### What you have to do
Keep images out and repeat all data exactly.

### Input data
|---|

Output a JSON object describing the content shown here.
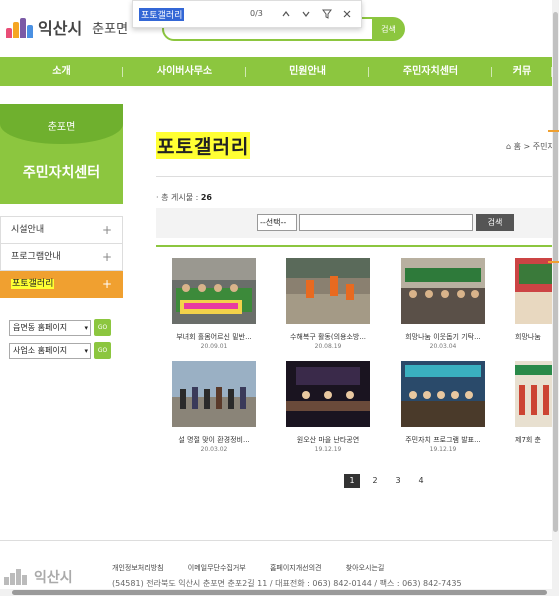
{
  "header": {
    "logo_text": "익산시",
    "logo_sub": "춘포면",
    "search_button": "검색"
  },
  "findbar": {
    "query": "포토갤러리",
    "count": "0/3",
    "prev_icon": "chevron-up-icon",
    "next_icon": "chevron-down-icon",
    "filter_icon": "filter-icon",
    "close_icon": "close-icon"
  },
  "nav": {
    "items": [
      {
        "label": "소개"
      },
      {
        "label": "사이버사무소"
      },
      {
        "label": "민원안내"
      },
      {
        "label": "주민자치센터"
      },
      {
        "label": "커뮤"
      }
    ]
  },
  "sidebar": {
    "dong": "춘포면",
    "title": "주민자치센터",
    "items": [
      {
        "label": "시설안내"
      },
      {
        "label": "프로그램안내"
      },
      {
        "label": "포토갤러리"
      }
    ],
    "quick": [
      {
        "label": "읍면동 홈페이지",
        "go": "GO"
      },
      {
        "label": "사업소 홈페이지",
        "go": "GO"
      }
    ]
  },
  "main": {
    "title": "포토갤러리",
    "breadcrumb": "홈 > 주민자",
    "total_label": "· 총 게시물 :",
    "total_count": "26",
    "search_select": "--선택--",
    "search_button": "검색"
  },
  "gallery": [
    {
      "caption": "부녀회 홀몸어르신 밑반...",
      "date": "20.09.01"
    },
    {
      "caption": "수해복구 활동(의용소방...",
      "date": "20.08.19"
    },
    {
      "caption": "희망나눔 이웃돕기 기탁...",
      "date": "20.03.04"
    },
    {
      "caption": "희망나눔",
      "date": ""
    },
    {
      "caption": "설 명절 맞이 환경정비...",
      "date": "20.03.02"
    },
    {
      "caption": "원오산 마을 난타공연",
      "date": "19.12.19"
    },
    {
      "caption": "주민자치 프로그램 발표...",
      "date": "19.12.19"
    },
    {
      "caption": "제7회 춘",
      "date": ""
    }
  ],
  "pagination": [
    "1",
    "2",
    "3",
    "4"
  ],
  "footer": {
    "logo_text": "익산시",
    "links": [
      "개인정보처리방침",
      "이메일무단수집거부",
      "홈페이지개선의견",
      "찾아오시는길"
    ],
    "address": "(54581) 전라북도 익산시 춘포면 춘포2길 11 / 대표전화 : 063) 842-0144 / 팩스 : 063) 842-7435"
  },
  "colors": {
    "brand_green": "#8cc63f",
    "active_orange": "#f0a030",
    "highlight": "#ffff33"
  }
}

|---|

### Problem solution
Output a JSON object describing the content shown here.
{
  "header": {
    "logo_text": "익산시",
    "logo_sub": "춘포면",
    "search_button": "검색"
  },
  "findbar": {
    "query": "포토갤러리",
    "count": "0/3",
    "prev_icon": "chevron-up-icon",
    "next_icon": "chevron-down-icon",
    "filter_icon": "filter-icon",
    "close_icon": "close-icon"
  },
  "nav": {
    "items": [
      {
        "label": "소개"
      },
      {
        "label": "사이버사무소"
      },
      {
        "label": "민원안내"
      },
      {
        "label": "주민자치센터"
      },
      {
        "label": "커뮤"
      }
    ]
  },
  "sidebar": {
    "dong": "춘포면",
    "title": "주민자치센터",
    "items": [
      {
        "label": "시설안내"
      },
      {
        "label": "프로그램안내"
      },
      {
        "label": "포토갤러리"
      }
    ],
    "quick": [
      {
        "label": "읍면동 홈페이지",
        "go": "GO"
      },
      {
        "label": "사업소 홈페이지",
        "go": "GO"
      }
    ]
  },
  "main": {
    "title": "포토갤러리",
    "breadcrumb": "홈 > 주민자",
    "total_label": "· 총 게시물 :",
    "total_count": "26",
    "search_select": "--선택--",
    "search_button": "검색"
  },
  "gallery": [
    {
      "caption": "부녀회 홀몸어르신 밑반...",
      "date": "20.09.01"
    },
    {
      "caption": "수해복구 활동(의용소방...",
      "date": "20.08.19"
    },
    {
      "caption": "희망나눔 이웃돕기 기탁...",
      "date": "20.03.04"
    },
    {
      "caption": "희망나눔",
      "date": ""
    },
    {
      "caption": "설 명절 맞이 환경정비...",
      "date": "20.03.02"
    },
    {
      "caption": "원오산 마을 난타공연",
      "date": "19.12.19"
    },
    {
      "caption": "주민자치 프로그램 발표...",
      "date": "19.12.19"
    },
    {
      "caption": "제7회 춘",
      "date": ""
    }
  ],
  "pagination": [
    "1",
    "2",
    "3",
    "4"
  ],
  "footer": {
    "logo_text": "익산시",
    "links": [
      "개인정보처리방침",
      "이메일무단수집거부",
      "홈페이지개선의견",
      "찾아오시는길"
    ],
    "address": "(54581) 전라북도 익산시 춘포면 춘포2길 11 / 대표전화 : 063) 842-0144 / 팩스 : 063) 842-7435"
  },
  "colors": {
    "brand_green": "#8cc63f",
    "active_orange": "#f0a030",
    "highlight": "#ffff33"
  }
}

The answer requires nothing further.